- Advertisement -

The association is also calling for statewide data collection to track Rhode Island’s progress in making the state pool of behavioral health workers more diverse.

Approximately 85% of survey respondents identified themselves as white. Of nearly 32,000 clients served by the state mental health agency in 2020, 68% were white, 12% were Black and 3.5% were multiracial, according to the report, overseen by Dr. Ernestine Jennings, a research scientist at The Miriam Hospital and a professor at Brown University’s Warren Alpert Medical School.

The association acknowledged that it is unclear whether its survey sample is demographically representative of Rhode Island’s entire behavioral health provider pool but said the report identifies a clear gap in diversity between respondents and the clients they serve.
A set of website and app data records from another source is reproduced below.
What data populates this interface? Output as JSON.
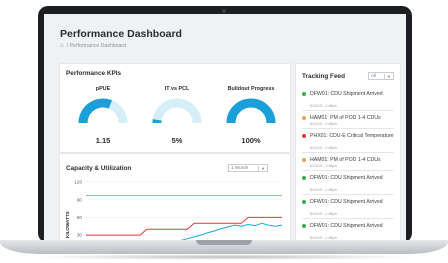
{
  "dashboard": {
    "title": "Performance Dashboard",
    "breadcrumb": "/ Performance Dashboard"
  },
  "kpi": {
    "title": "Performance KPIs",
    "gauges": [
      {
        "label": "pPUE",
        "value": "1.15",
        "fill": 0.62
      },
      {
        "label": "IT vs PCL",
        "value": "5%",
        "fill": 0.05
      },
      {
        "label": "Buildout Progress",
        "value": "100%",
        "fill": 1.0
      }
    ]
  },
  "capacity": {
    "title": "Capacity & Utilization",
    "range_value": "1 Month",
    "chart_data": {
      "type": "line",
      "ylabel": "KILOWATTS",
      "yticks": [
        120,
        90,
        60,
        30
      ],
      "ylim": [
        15,
        130
      ],
      "x": [
        0,
        1,
        2,
        3,
        4,
        5,
        6,
        7,
        8,
        9,
        10,
        11,
        12,
        13,
        14,
        15,
        16,
        17,
        18,
        19,
        20,
        21,
        22,
        23,
        24,
        25,
        26,
        27,
        28,
        29
      ],
      "series": [
        {
          "color": "#f0a24a",
          "values": [
            97,
            97,
            97,
            97,
            97,
            97,
            97,
            97,
            97,
            97,
            97,
            97,
            97,
            97,
            97,
            97,
            97,
            97,
            97,
            97,
            97,
            97,
            97,
            97,
            97,
            97,
            97,
            97,
            97,
            97
          ]
        },
        {
          "color": "#e8343c",
          "values": [
            30,
            30,
            30,
            30,
            30,
            30,
            30,
            30,
            30,
            40,
            40,
            40,
            40,
            40,
            40,
            40,
            50,
            50,
            50,
            50,
            50,
            50,
            50,
            50,
            60,
            60,
            60,
            60,
            60,
            60
          ]
        },
        {
          "color": "#1aa6df",
          "values": [
            17,
            17,
            17,
            17,
            17,
            17,
            17,
            17,
            17,
            17,
            17,
            17,
            18,
            19,
            21,
            24,
            27,
            30,
            34,
            37,
            41,
            44,
            47,
            45,
            48,
            46,
            50,
            47,
            45,
            47
          ]
        }
      ]
    }
  },
  "feed": {
    "title": "Tracking Feed",
    "filter_value": "All",
    "items": [
      {
        "color": "#34b24a",
        "text": "DFW01: CDU Shipment Arrived",
        "time": "8/10/15 - 1:48pm"
      },
      {
        "color": "#f0a24a",
        "text": "HAM01: PM of POD 1-4 CDUs",
        "time": "8/10/15 - 1:48pm"
      },
      {
        "color": "#e8343c",
        "text": "PHX01: CDU-E Critical Temperature",
        "time": "8/10/15 - 1:48pm"
      },
      {
        "color": "#f0a24a",
        "text": "HAM01: PM of POD 1-4 CDUs",
        "time": "8/10/15 - 1:48pm"
      },
      {
        "color": "#34b24a",
        "text": "DFW01: CDU Shipment Arrived",
        "time": "8/10/15 - 1:48pm"
      },
      {
        "color": "#34b24a",
        "text": "DFW01: CDU Shipment Arrived",
        "time": "8/10/15 - 1:48pm"
      },
      {
        "color": "#34b24a",
        "text": "DFW01: CDU Shipment Arrived",
        "time": "8/10/15 - 1:48pm"
      }
    ]
  },
  "colors": {
    "accent": "#1a9fd8",
    "gauge_track": "#d6eef8"
  }
}
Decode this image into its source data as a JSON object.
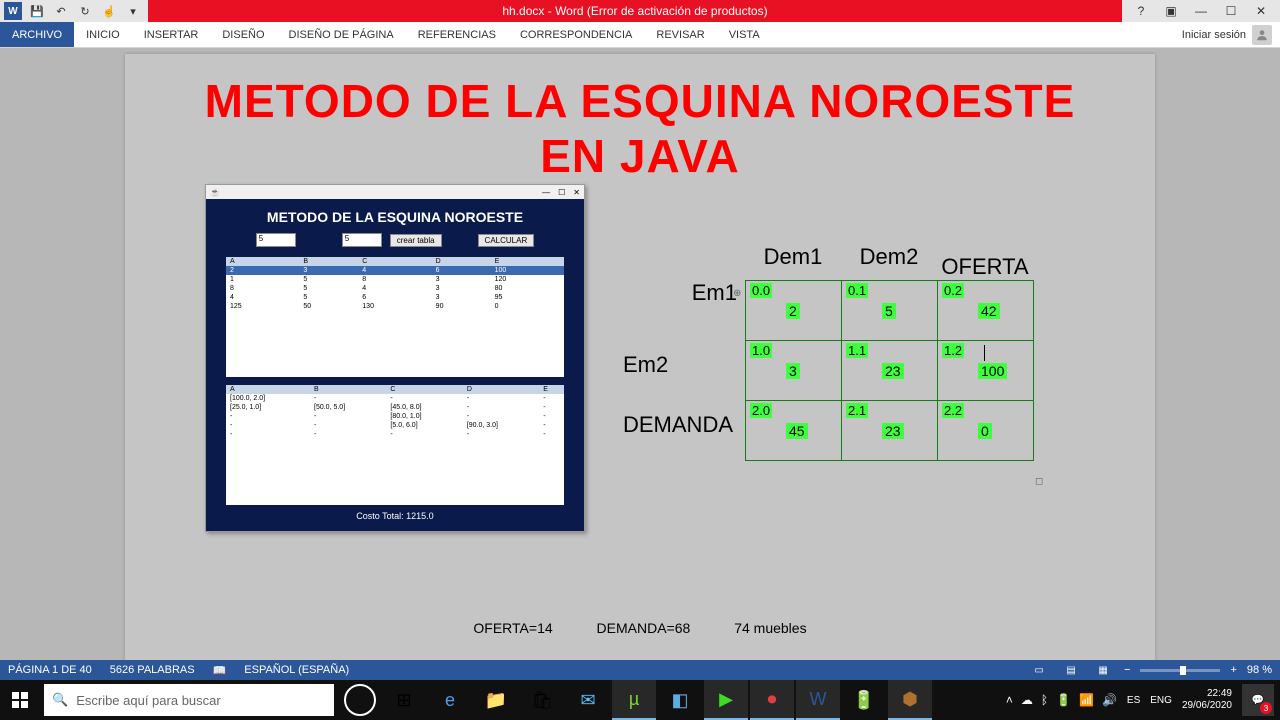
{
  "titlebar": {
    "doc_title": "hh.docx - Word (Error de activación de productos)"
  },
  "ribbon": {
    "file": "ARCHIVO",
    "tabs": [
      "INICIO",
      "INSERTAR",
      "DISEÑO",
      "DISEÑO DE PÁGINA",
      "REFERENCIAS",
      "CORRESPONDENCIA",
      "REVISAR",
      "VISTA"
    ],
    "signin": "Iniciar sesión"
  },
  "document": {
    "title_line1": "METODO DE LA ESQUINA NOROESTE",
    "title_line2": "EN JAVA",
    "bottom": {
      "oferta": "OFERTA=14",
      "demanda": "DEMANDA=68",
      "muebles": "74 muebles"
    }
  },
  "java_app": {
    "heading": "METODO DE LA ESQUINA NOROESTE",
    "input1": "5",
    "input2": "5",
    "btn_create": "crear tabla",
    "btn_calc": "CALCULAR",
    "cols": [
      "A",
      "B",
      "C",
      "D",
      "E"
    ],
    "rows1": [
      [
        "2",
        "3",
        "4",
        "6",
        "100"
      ],
      [
        "1",
        "5",
        "8",
        "3",
        "120"
      ],
      [
        "8",
        "5",
        "4",
        "3",
        "80"
      ],
      [
        "4",
        "5",
        "6",
        "3",
        "95"
      ],
      [
        "125",
        "50",
        "130",
        "90",
        "0"
      ]
    ],
    "rows2": [
      [
        "[100.0, 2.0]",
        "-",
        "-",
        "-",
        "-"
      ],
      [
        "[25.0, 1.0]",
        "[50.0, 5.0]",
        "[45.0, 8.0]",
        "-",
        "-"
      ],
      [
        "-",
        "-",
        "[80.0, 1.0]",
        "-",
        "-"
      ],
      [
        "-",
        "-",
        "[5.0, 6.0]",
        "[90.0, 3.0]",
        "-"
      ],
      [
        "-",
        "-",
        "-",
        "-",
        "-"
      ]
    ],
    "cost": "Costo Total: 1215.0"
  },
  "matrix": {
    "top_labels": [
      "Dem1",
      "Dem2",
      "OFERTA"
    ],
    "row_labels": [
      "Em1",
      "Em2",
      "DEMANDA"
    ],
    "cells": [
      [
        {
          "id": "0.0",
          "val": "2"
        },
        {
          "id": "0.1",
          "val": "5"
        },
        {
          "id": "0.2",
          "val": "42"
        }
      ],
      [
        {
          "id": "1.0",
          "val": "3"
        },
        {
          "id": "1.1",
          "val": "23"
        },
        {
          "id": "1.2",
          "val": "100"
        }
      ],
      [
        {
          "id": "2.0",
          "val": "45"
        },
        {
          "id": "2.1",
          "val": "23"
        },
        {
          "id": "2.2",
          "val": "0"
        }
      ]
    ]
  },
  "statusbar": {
    "page": "PÁGINA 1 DE 40",
    "words": "5626 PALABRAS",
    "lang": "ESPAÑOL (ESPAÑA)",
    "zoom": "98 %"
  },
  "taskbar": {
    "search_placeholder": "Escribe aquí para buscar",
    "lang1": "ES",
    "lang2": "ENG",
    "time": "22:49",
    "date": "29/06/2020",
    "notif_count": "3"
  }
}
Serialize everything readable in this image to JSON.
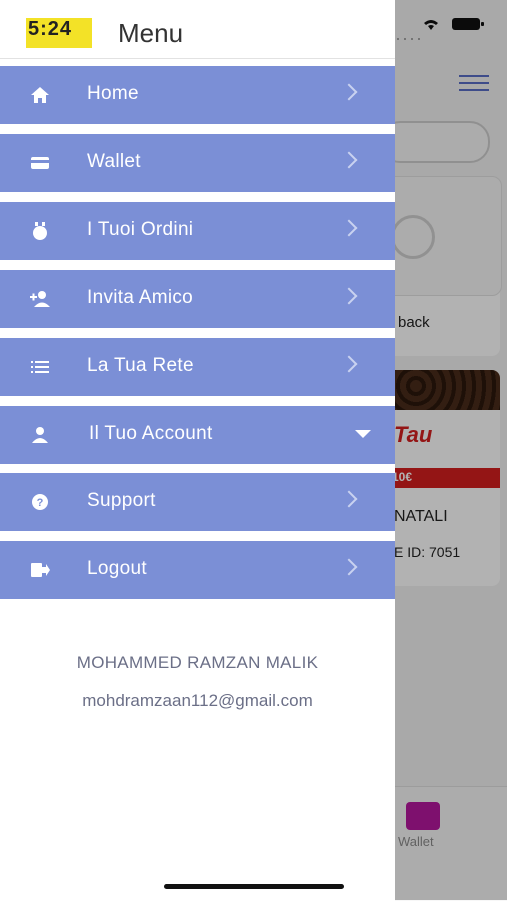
{
  "header": {
    "title": "Menu",
    "logo_text": "5:24"
  },
  "menu": {
    "items": [
      {
        "label": "Home",
        "icon": "home-icon"
      },
      {
        "label": "Wallet",
        "icon": "card-icon"
      },
      {
        "label": "I Tuoi Ordini",
        "icon": "orders-icon"
      },
      {
        "label": "Invita Amico",
        "icon": "add-person-icon"
      },
      {
        "label": "La Tua Rete",
        "icon": "list-icon"
      },
      {
        "label": "Il Tuo Account",
        "icon": "person-icon",
        "expandable": true
      },
      {
        "label": "Support",
        "icon": "help-icon"
      },
      {
        "label": "Logout",
        "icon": "logout-icon"
      }
    ]
  },
  "user": {
    "name": "MOHAMMED RAMZAN MALIK",
    "email": "mohdramzaan112@gmail.com"
  },
  "background": {
    "card1_text": "back",
    "brand_text": "Tau",
    "price_text": "10€",
    "card2_title": "NATALI",
    "card2_id": "E ID: 7051",
    "tab_label": "Wallet"
  },
  "colors": {
    "menu_bg": "#7b8fd6",
    "accent": "#5a6ec6",
    "wallet_tab": "#b5179e"
  }
}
The survey also found problems with “insurance barriers experienced by both providers and patients.” Six in 10 respondents reported they had stopped seeing a patient at least once in the past year due to lack of insurance, claim denials or other related issues.

The association is recommending higher reimbursement rates for behavioral health providers.

“Overall, the insights of providers gathered through this survey demonstrate the need for a robust commitment to mental health parity,” said association Executive Director Laurie-Marie Pisciotta. “Narrow provider networks, insufficient coverage and suffocating costs continue to prevent Rhode Islanders from getting the care they need and place a cumbersome burden on an overtaxed workforce.”